As if removing myself from the hot sun and beaches of the Philippines for cold and rain in Taiwan wasn't enough I decided to add another curveball to the mix. While my 'volunteer' work at Seaside consisted of drinking with the workers I couldn't have done more of a 180 by plopping myself at an English school with 30 some children everyday. I thought I was going through culture shock with my first two days in Taiwan, and that was before you add in all the kids. To be quite honest I wasn't happy, there were multiple occurrences of checking flight prices and wondering if I could leave Taiwan early; plus it didn't help that Caroline was continually reminding me of the fun I could have been having at Seaside. I've come to realize that it takes me a few days to transition into my new environments so as much as I wanted to leave I told myself to wait it out, things would surely get better.
I think I like punishing myself - but it's all for a good reason, right? Another early morning wake up call and rush to the train station - that seems to be a theme of this trip, no? Anyway we got lucky with train times and caught the 7:10 train to Hualien, we even got seats (unlike our first trip to Alishan where we spent half the ride in the cargo car). I feel like i'm about to sound like a broken record but this trip was much like the beginning of Alishan, we rearranged some luggage, stored my large backpack in the baggage room and ventured out for a scooter and lunch. The woman we rented the scooter from was extremely friendly (even if we couldn't communicate much past body language and smiles). While Grant ran back to get his ID from our bag at the station she showed off her pet pig and even tried sharing her lunch with me. Lunch was a not so glamorous lunch box from the shop next door but cheap and filling - just what we needed.

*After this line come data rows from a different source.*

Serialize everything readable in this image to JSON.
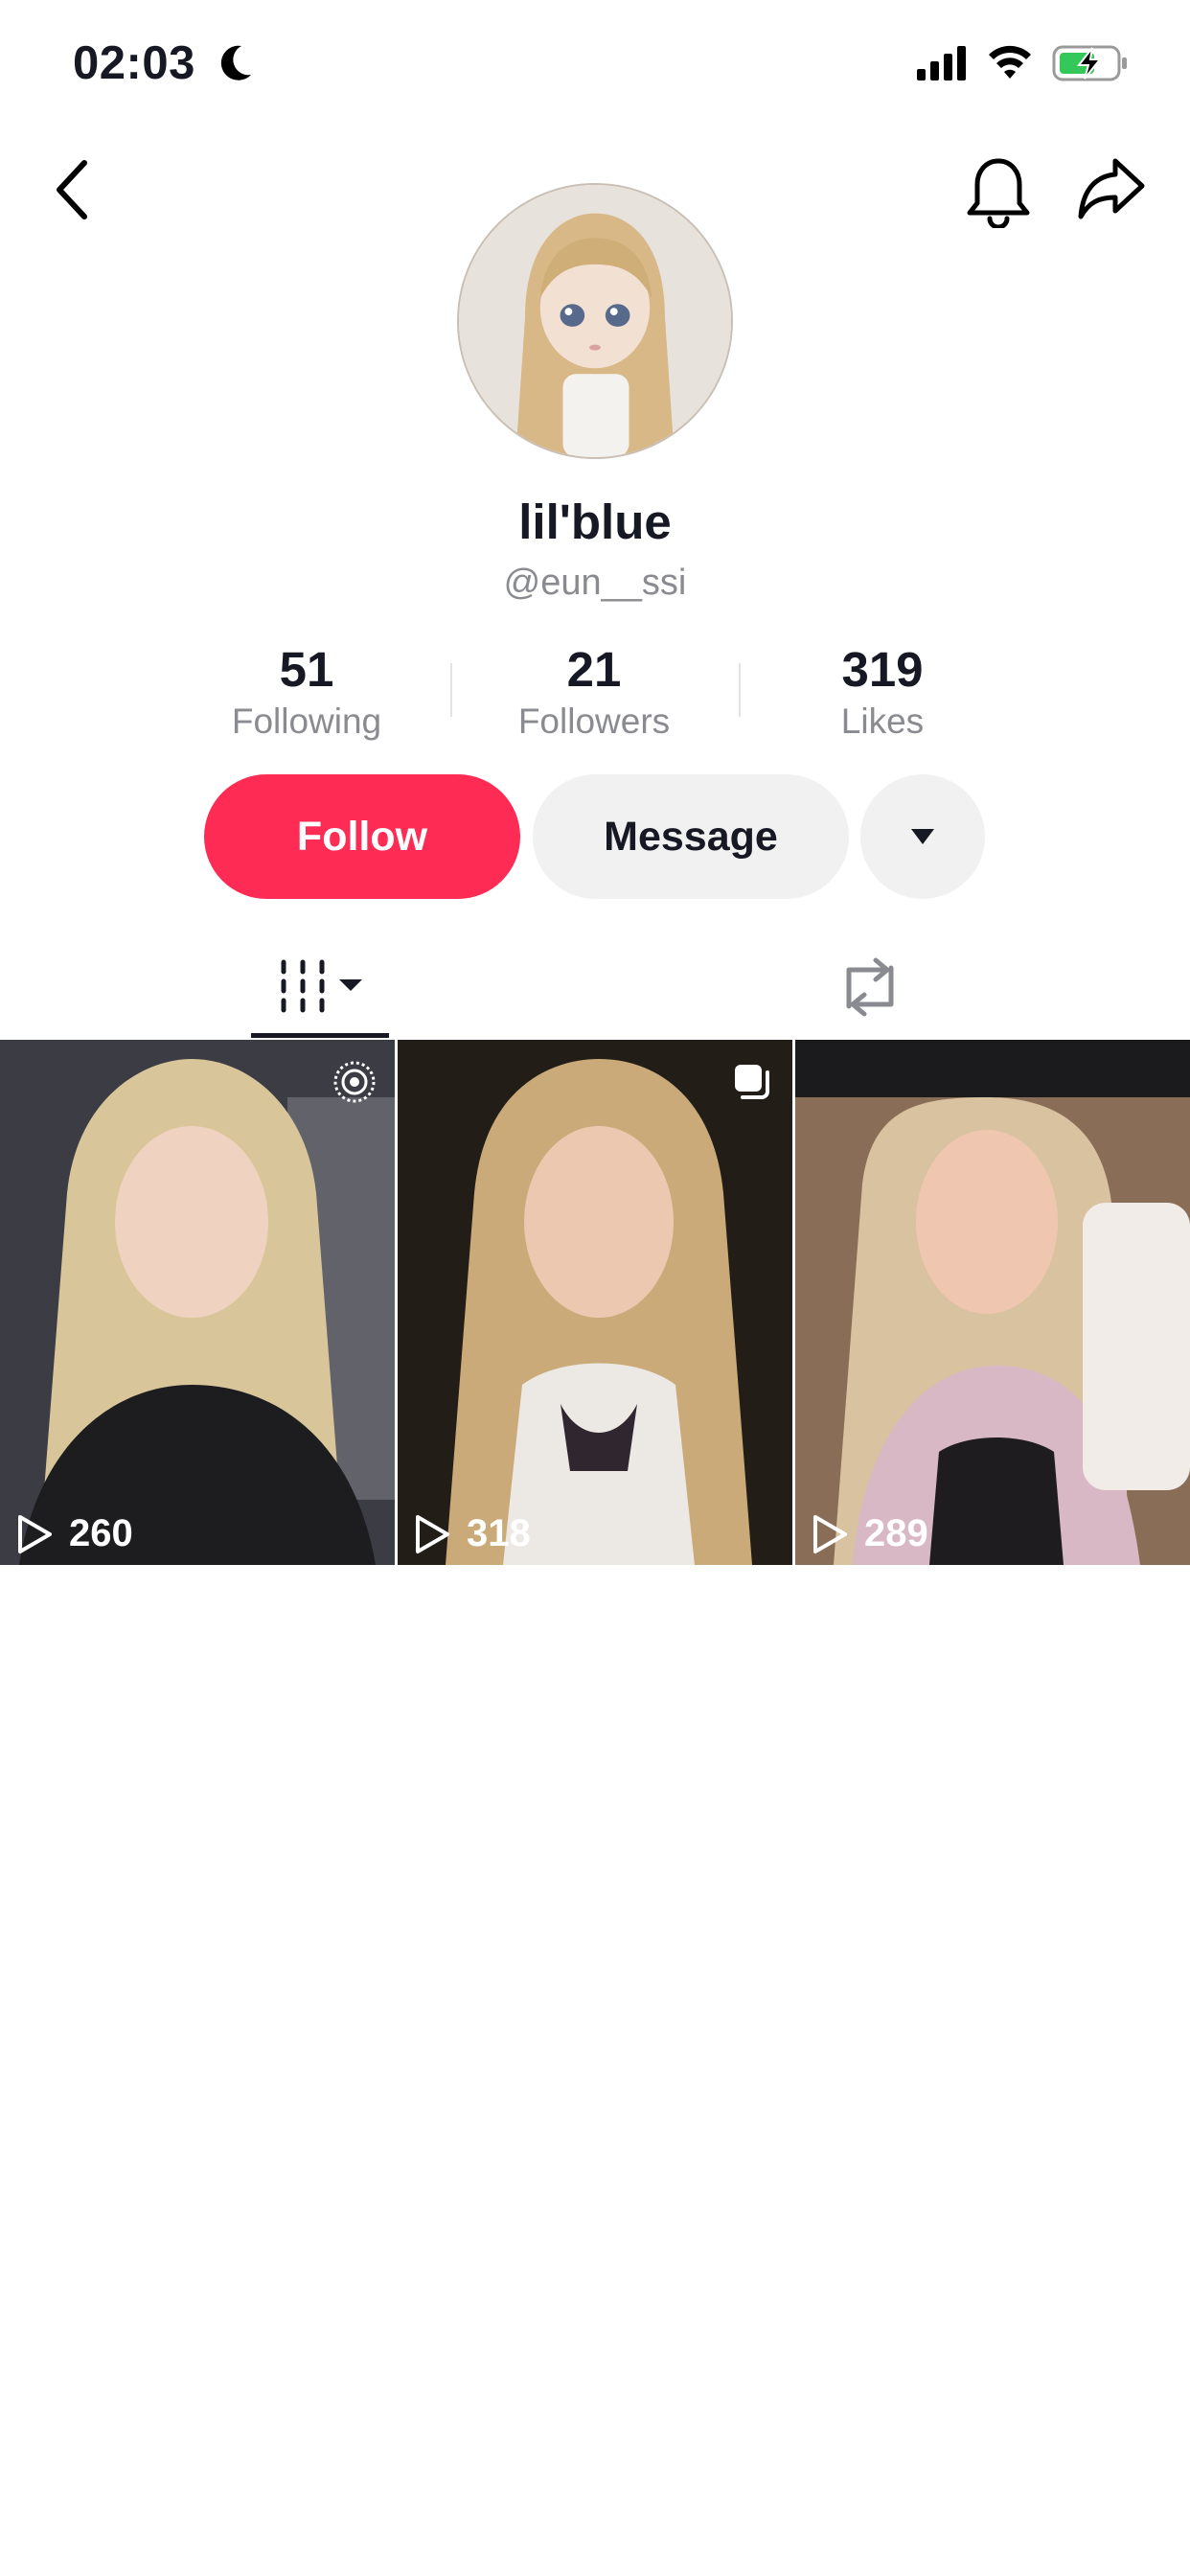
{
  "status_bar": {
    "time": "02:03"
  },
  "profile": {
    "display_name": "lil'blue",
    "username": "@eun__ssi"
  },
  "stats": [
    {
      "value": "51",
      "label": "Following"
    },
    {
      "value": "21",
      "label": "Followers"
    },
    {
      "value": "319",
      "label": "Likes"
    }
  ],
  "actions": {
    "follow_label": "Follow",
    "message_label": "Message"
  },
  "tabs": [
    {
      "icon": "videos-grid-icon",
      "selected": true
    },
    {
      "icon": "repost-icon",
      "selected": false
    }
  ],
  "videos": [
    {
      "views": "260",
      "badge": "live-photo-icon"
    },
    {
      "views": "318",
      "badge": "copy-icon"
    },
    {
      "views": "289",
      "badge": ""
    }
  ],
  "colors": {
    "accent": "#fe2c55",
    "text": "#161823",
    "secondary": "#8a8b91",
    "button_gray": "#f1f1f2"
  }
}
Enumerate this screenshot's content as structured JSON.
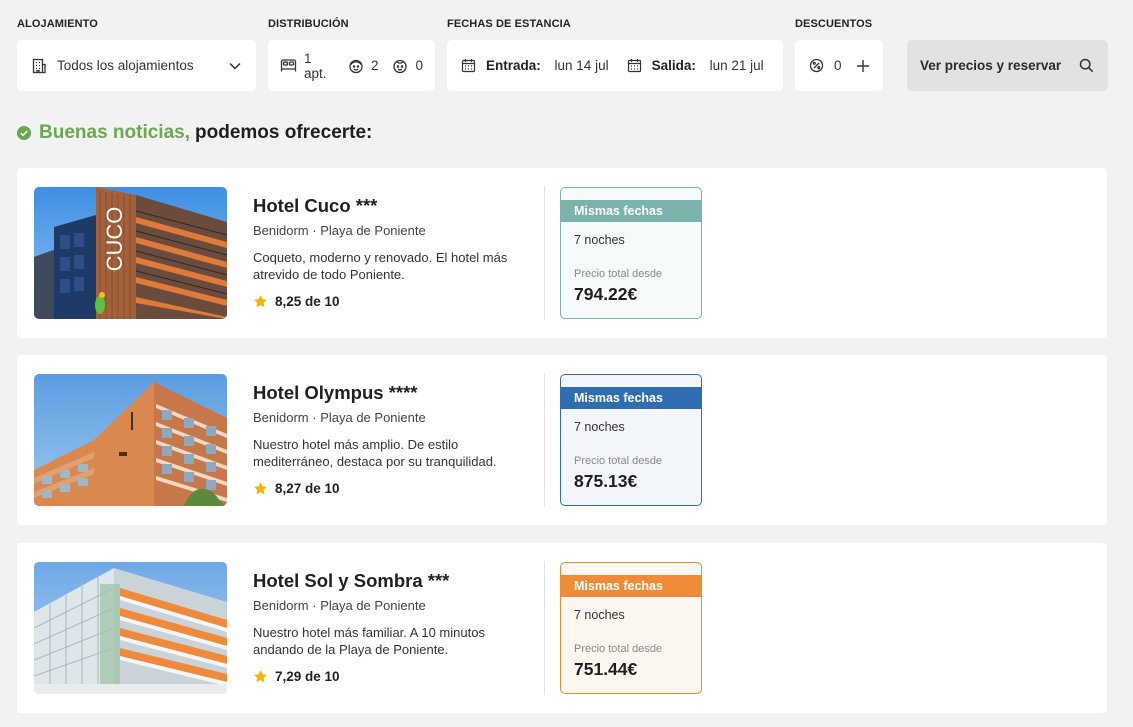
{
  "search": {
    "alojamiento_label": "ALOJAMIENTO",
    "alojamiento_value": "Todos los alojamientos",
    "distribucion_label": "DISTRIBUCIÓN",
    "apartments": "1 apt.",
    "adults": "2",
    "children": "0",
    "fechas_label": "FECHAS DE ESTANCIA",
    "entrada_label": "Entrada:",
    "entrada_value": "lun 14 jul",
    "salida_label": "Salida:",
    "salida_value": "lun 21 jul",
    "descuentos_label": "DESCUENTOS",
    "discount_count": "0",
    "cta_label": "Ver precios y reservar"
  },
  "headline": {
    "good": "Buenas noticias,",
    "rest": "podemos ofrecerte:"
  },
  "colors": {
    "green_ok": "#6aa84f",
    "teal": "#7bb2ab",
    "blue": "#2f6db3",
    "orange": "#ef8a36",
    "star": "#f5b400"
  },
  "hotels": [
    {
      "name": "Hotel Cuco ***",
      "location": "Benidorm · Playa de Poniente",
      "description": "Coqueto, moderno y renovado. El hotel más atrevido de todo Poniente.",
      "rating": "8,25 de 10",
      "price_header": "Mismas fechas",
      "nights": "7 noches",
      "from_label": "Precio total desde",
      "price": "794.22€",
      "accent": "teal"
    },
    {
      "name": "Hotel Olympus ****",
      "location": "Benidorm · Playa de Poniente",
      "description": "Nuestro hotel más amplio. De estilo mediterráneo, destaca por su tranquilidad.",
      "rating": "8,27 de 10",
      "price_header": "Mismas fechas",
      "nights": "7 noches",
      "from_label": "Precio total desde",
      "price": "875.13€",
      "accent": "blue"
    },
    {
      "name": "Hotel Sol y Sombra ***",
      "location": "Benidorm · Playa de Poniente",
      "description": "Nuestro hotel más familiar. A 10 minutos andando de la Playa de Poniente.",
      "rating": "7,29 de 10",
      "price_header": "Mismas fechas",
      "nights": "7 noches",
      "from_label": "Precio total desde",
      "price": "751.44€",
      "accent": "orange"
    }
  ]
}
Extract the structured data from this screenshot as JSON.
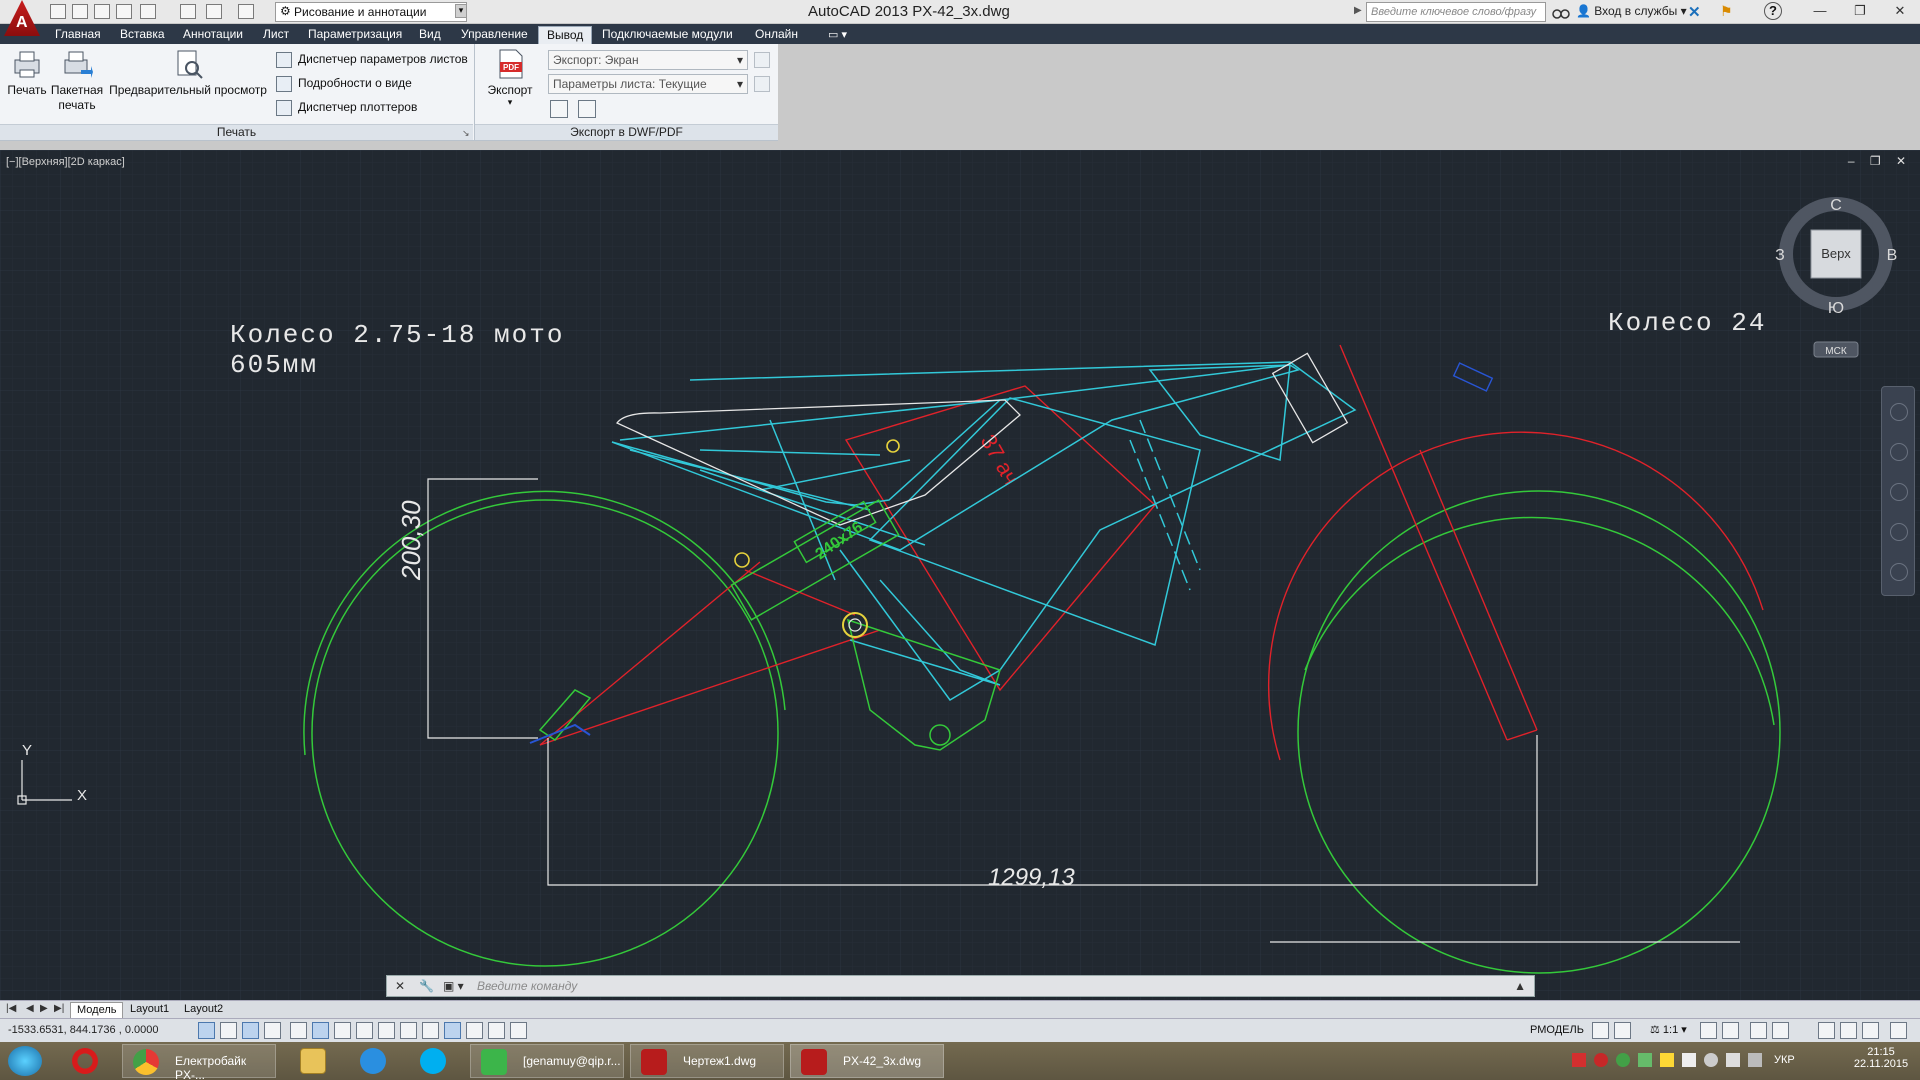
{
  "window": {
    "app_logo_letter": "A",
    "title": "AutoCAD 2013    PX-42_3x.dwg",
    "workspace": "Рисование и аннотации",
    "search_placeholder": "Введите ключевое слово/фразу",
    "signin": "Вход в службы",
    "controls": [
      "—",
      "❐",
      "✕"
    ]
  },
  "menu": {
    "tabs": [
      "Главная",
      "Вставка",
      "Аннотации",
      "Лист",
      "Параметризация",
      "Вид",
      "Управление",
      "Вывод",
      "Подключаемые модули",
      "Онлайн"
    ],
    "active": "Вывод"
  },
  "ribbon": {
    "print_panel": {
      "title": "Печать",
      "buttons": [
        "Печать",
        "Пакетная печать",
        "Предварительный просмотр"
      ],
      "small_buttons": [
        "Диспетчер параметров листов",
        "Подробности о виде",
        "Диспетчер плоттеров"
      ]
    },
    "export_panel": {
      "title": "Экспорт в DWF/PDF",
      "export_button": "Экспорт",
      "pdf_icon_label": "PDF",
      "export_combo": "Экспорт: Экран",
      "page_setup_combo": "Параметры листа: Текущие"
    }
  },
  "viewport": {
    "label": "[−][Верхняя][2D каркас]",
    "controls": "– ❐ ✕",
    "viewcube": {
      "top": "Верх",
      "north": "С",
      "south": "Ю",
      "west": "З",
      "east": "В",
      "ucs": "МСК"
    },
    "axis_y": "Y",
    "axis_x": "X"
  },
  "drawing_text": {
    "wheel_front": "Колесо 2.75-18 мото",
    "wheel_front_size": "605мм",
    "wheel_rear": "Колесо 24",
    "dim_height": "200,30",
    "dim_length": "1299,13",
    "battery_label": "37 ач",
    "motor_label": "240х76"
  },
  "colors": {
    "frame": "#32c8d8",
    "wheel": "#34c93a",
    "red_lines": "#e0222a",
    "dims": "#e8e8e8",
    "background": "#212830"
  },
  "command": {
    "placeholder": "Введите команду"
  },
  "layouts": {
    "tabs": [
      "Модель",
      "Layout1",
      "Layout2"
    ],
    "active": "Модель"
  },
  "status": {
    "coords": "-1533.6531, 844.1736 , 0.0000",
    "model": "РМОДЕЛЬ",
    "scale": "1:1"
  },
  "taskbar": {
    "apps": [
      {
        "label": "",
        "icon": "opera-icon"
      },
      {
        "label": "Електробайк PX-...",
        "icon": "chrome-icon"
      },
      {
        "label": "",
        "icon": "explorer-icon"
      },
      {
        "label": "",
        "icon": "ie-icon"
      },
      {
        "label": "",
        "icon": "skype-icon"
      },
      {
        "label": "[genamuy@qip.r...",
        "icon": "qip-icon"
      },
      {
        "label": "Чертеж1.dwg",
        "icon": "autocad-icon"
      },
      {
        "label": "PX-42_3x.dwg",
        "icon": "autocad-icon"
      }
    ],
    "lang": "УКР",
    "time": "21:15",
    "date": "22.11.2015"
  }
}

A few more stops for necessities like money, gas and a knee brace (finally, after 5 years of talking about it I bought one for my Grandma knees) we were on our way to Taroko National Park .
After our adventures in Alishan it was time to head South, on to the islands second largest city Kaohsiung. Thanks to the free WiFi at 7/11 and some luck we arranged to stay with another CouchSurfer, Boris a local from Kaohsiung with good (British) English due to studying in the UK for 7 months. Boris was nice enough to meet us at the station and stop by a night market for some more snacks before heading back to his place. I'm pretty sure as soon as my head hit the pillow I was wiped out, it had been a long day. The next morning I was up by 8 and getting ready as I was supposed to meet another CouchSurfer, Vanessa at the Kaohsiung main station. We were planning to spend the morning exploring Lotus lake and it's surroundings
After Grant's convincing I decided to cancel my train Sunday morning and stay in Taipei for another day. I think a major factor was the wine buzz I had going Saturday night, thoughts of catching an 8am train were no where in sight. After realizing he didn't have to work the rest of the week Grant asked if he could tag along for the rest of my trip. Why I agreed is beyond me - after all this is the guy that told me I looked older (that's a first) than 23, due to my wrinkles' although he later determined it's because I'm always smiling/laughing partially redeeming himself. In all seriousness, I was up for having a travel partner and with his help renting a scooter was a much likelier possibility.
After our adventure on Thursday I agreed to tag along with Grant and a hiking group on Saturday - destination Beishi Stream Historical trail which would connect us to Wantan trail and Pingxi/Xiangliao trail. The total time was estimated to be between 7-8 hours of hiking but there was promises of ending at a beach for swimming and seafood so I was sold.
To be honest I didn't plan all that much before leaving for Taiwan - I had a rough idea of what I wanted to do and some of the sights I wanted to see but aside from that my days were up in the air. At some point the trip turned into a cross-country, full island hiking tour and I'm okay with that.
After arriving at Taipei Taoyuan International airport I caught the bus to Taipei and found myself in the apartment of a stranger - Grant, my Couchsurfing host for the next few days. Thankfully first impressions didn't scream "serial killer" and aside from telling me I have a lot of wrinkles he appeared to be a really nice guy. Little did I know he would soon turn into my travel partner for the next week. It was strange, our first meeting was more like a reunion among old friends than a meeting of two strange Americans in Asia.
This country has a smell, I can't describe it and I actually don't know what it is, but as soon as I step out of the airport I know I've arrived. The land of night markets, bubble tea and so, soooo much food, your tastebuds will be tired.